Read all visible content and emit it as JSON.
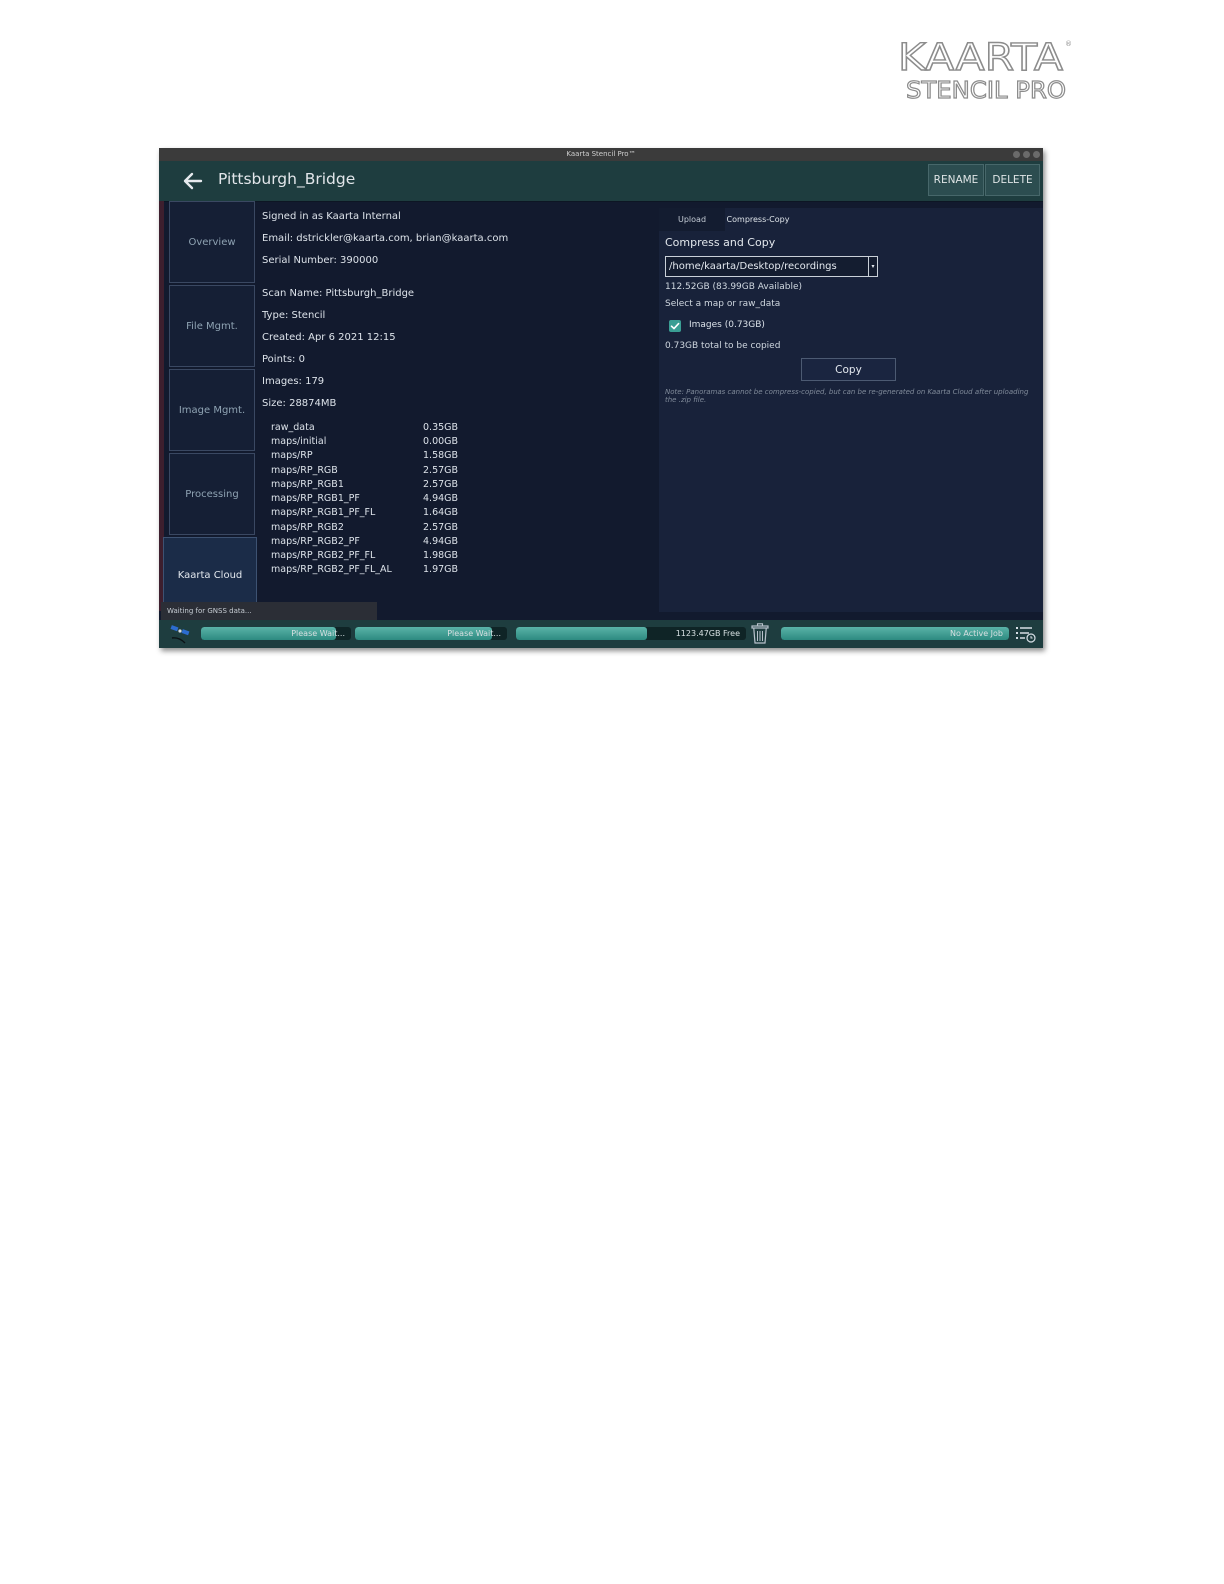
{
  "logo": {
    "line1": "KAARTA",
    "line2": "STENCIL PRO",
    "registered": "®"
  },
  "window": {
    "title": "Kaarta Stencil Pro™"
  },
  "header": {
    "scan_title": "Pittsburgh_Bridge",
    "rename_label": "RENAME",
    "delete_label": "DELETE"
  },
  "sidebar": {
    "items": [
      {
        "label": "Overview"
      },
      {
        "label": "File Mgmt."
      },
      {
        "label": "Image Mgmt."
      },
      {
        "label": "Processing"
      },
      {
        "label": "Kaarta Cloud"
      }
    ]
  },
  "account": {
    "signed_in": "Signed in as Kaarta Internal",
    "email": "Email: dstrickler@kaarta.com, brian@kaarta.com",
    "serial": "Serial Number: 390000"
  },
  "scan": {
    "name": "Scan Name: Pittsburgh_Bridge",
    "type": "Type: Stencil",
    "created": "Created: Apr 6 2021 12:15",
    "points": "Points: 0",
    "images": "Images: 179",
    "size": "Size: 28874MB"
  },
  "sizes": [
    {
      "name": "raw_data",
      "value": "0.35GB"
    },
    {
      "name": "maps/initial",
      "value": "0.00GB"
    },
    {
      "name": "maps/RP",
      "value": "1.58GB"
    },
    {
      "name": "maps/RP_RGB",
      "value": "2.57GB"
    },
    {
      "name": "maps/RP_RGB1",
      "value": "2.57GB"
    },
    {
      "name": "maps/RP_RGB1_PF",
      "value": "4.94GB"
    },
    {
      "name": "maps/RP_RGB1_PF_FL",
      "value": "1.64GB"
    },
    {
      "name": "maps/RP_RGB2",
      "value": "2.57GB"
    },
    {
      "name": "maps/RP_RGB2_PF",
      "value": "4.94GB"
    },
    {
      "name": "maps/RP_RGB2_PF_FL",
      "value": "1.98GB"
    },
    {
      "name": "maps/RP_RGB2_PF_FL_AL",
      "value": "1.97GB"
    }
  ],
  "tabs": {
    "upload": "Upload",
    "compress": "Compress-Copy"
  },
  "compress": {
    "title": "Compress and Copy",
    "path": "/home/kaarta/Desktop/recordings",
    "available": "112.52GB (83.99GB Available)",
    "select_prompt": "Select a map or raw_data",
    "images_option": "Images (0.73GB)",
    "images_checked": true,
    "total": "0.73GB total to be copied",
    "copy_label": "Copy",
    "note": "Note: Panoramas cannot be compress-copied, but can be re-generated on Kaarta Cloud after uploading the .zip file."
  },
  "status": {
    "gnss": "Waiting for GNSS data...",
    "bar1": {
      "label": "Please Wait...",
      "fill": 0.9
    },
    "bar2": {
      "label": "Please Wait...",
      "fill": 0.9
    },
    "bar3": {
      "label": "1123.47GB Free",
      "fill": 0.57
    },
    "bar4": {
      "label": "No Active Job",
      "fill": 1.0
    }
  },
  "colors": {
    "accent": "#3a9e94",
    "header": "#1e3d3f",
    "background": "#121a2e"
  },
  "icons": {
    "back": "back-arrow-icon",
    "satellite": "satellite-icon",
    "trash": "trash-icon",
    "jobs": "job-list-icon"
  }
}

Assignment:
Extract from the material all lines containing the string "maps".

Answer below:
      "name": "maps/initial",
      "name": "maps/RP",
      "name": "maps/RP_RGB",
      "name": "maps/RP_RGB1",
      "name": "maps/RP_RGB1_PF",
      "name": "maps/RP_RGB1_PF_FL",
      "name": "maps/RP_RGB2",
      "name": "maps/RP_RGB2_PF",
      "name": "maps/RP_RGB2_PF_FL",
      "name": "maps/RP_RGB2_PF_FL_AL",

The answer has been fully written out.